When ADD Meets the SAT
Standardized tests can intimidate and unravel any student. Four tips to help high schoolers with ADHD and learning disabilities perform better.
Whether it’s the SAT, PSAT, or ACT, taking a standardized test is a high-pressure situation for any student. But for one who has ADHD or a learning disability, these tests are especially challenging.
Standardized tests are administered over long periods of time with very few and very short breaks – not exactly the recipe for success for the ADHD student. Still, there are ways to prepare.
Practice in a similar environment
The venue where your standardized test is administered will probably be full of distractions: another student’s sneezing or coughing fit, papers rustling, the proctor’s relentless pacing-not to mention the inviting view from the window.
Earplugs may help (just make sure to put them in after the proctor has given the instructions for completing the test). But the best way to prepare is to take practice tests in a similar environment, such as a crowded café or the main room of your school library. This will allow you to get used to working in a distraction-rich environment before your actual test date.
Read only what you need to

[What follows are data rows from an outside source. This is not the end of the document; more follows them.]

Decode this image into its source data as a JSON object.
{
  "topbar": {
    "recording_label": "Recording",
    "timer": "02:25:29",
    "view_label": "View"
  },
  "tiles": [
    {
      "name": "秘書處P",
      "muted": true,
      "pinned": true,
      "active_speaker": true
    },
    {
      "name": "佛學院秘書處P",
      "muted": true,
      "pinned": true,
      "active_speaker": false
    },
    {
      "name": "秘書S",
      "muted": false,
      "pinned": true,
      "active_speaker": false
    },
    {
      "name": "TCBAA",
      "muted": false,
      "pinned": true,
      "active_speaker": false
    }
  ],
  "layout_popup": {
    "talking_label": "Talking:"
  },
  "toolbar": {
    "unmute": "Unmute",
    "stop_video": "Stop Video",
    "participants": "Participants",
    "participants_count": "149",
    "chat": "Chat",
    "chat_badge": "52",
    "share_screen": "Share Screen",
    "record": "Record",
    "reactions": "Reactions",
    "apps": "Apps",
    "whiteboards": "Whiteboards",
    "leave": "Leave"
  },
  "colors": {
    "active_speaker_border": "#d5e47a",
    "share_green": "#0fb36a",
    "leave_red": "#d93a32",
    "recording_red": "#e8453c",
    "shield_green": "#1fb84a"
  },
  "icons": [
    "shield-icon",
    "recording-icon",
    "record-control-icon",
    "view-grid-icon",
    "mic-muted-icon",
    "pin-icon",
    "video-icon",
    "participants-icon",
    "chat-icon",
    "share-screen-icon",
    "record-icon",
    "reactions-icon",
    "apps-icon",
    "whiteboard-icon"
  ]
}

The reading comprehension passages tend to be long and full of unnecessary information. Avoid losing focus by reading only the first and last two sentences of each paragraph. This will give you the general idea and prepare you to answer questions about the main themes.
For questions concerning specific words or lines, find these in the passage and read the text around them. Seldom is there a question that requires knowledge of more than a few lines of text at a time, and this approach allows you to focus only on the relevant information.
Plan your essay before writing
The people grading the SAT will take only a few minutes to evaluate your thesis, supporting statements, and conclusion, so it’s crucial that your essay follows a traditional structure. Students with ADHD may find it difficult to organize their thoughts, but if you have your thesis and at least two points of evidence in mind before you start writing, you’re less likely to become distracted from the argument you are trying to make.
In addition to being conventionally formatted, make sure your essay uses proper grammar and vocabulary. Don’t spend time trying to impress with words you’re not even sure how to spell. By sticking to familiar language, you eliminate another distraction and give yourself more time to focus on the structure of your essay.
Leave time to double-check
Each section of the test must be completed within a set amount of time, so place a watch on your desk to help you stay focused. Far too many students – especially those who have problems with impulsivity – aren’t in the habit of checking and revising their work. But just one review of your essay could catch spelling and grammatical errors that might otherwise lower your score.
For the other sections, divide the number of minutes you have by the number of questions; if you’re spending more than that designated amount of time, you’re either overthinking the question or you simply don’t know the answer. If you can eliminate one or more answers, make a guess, and move on to the next question.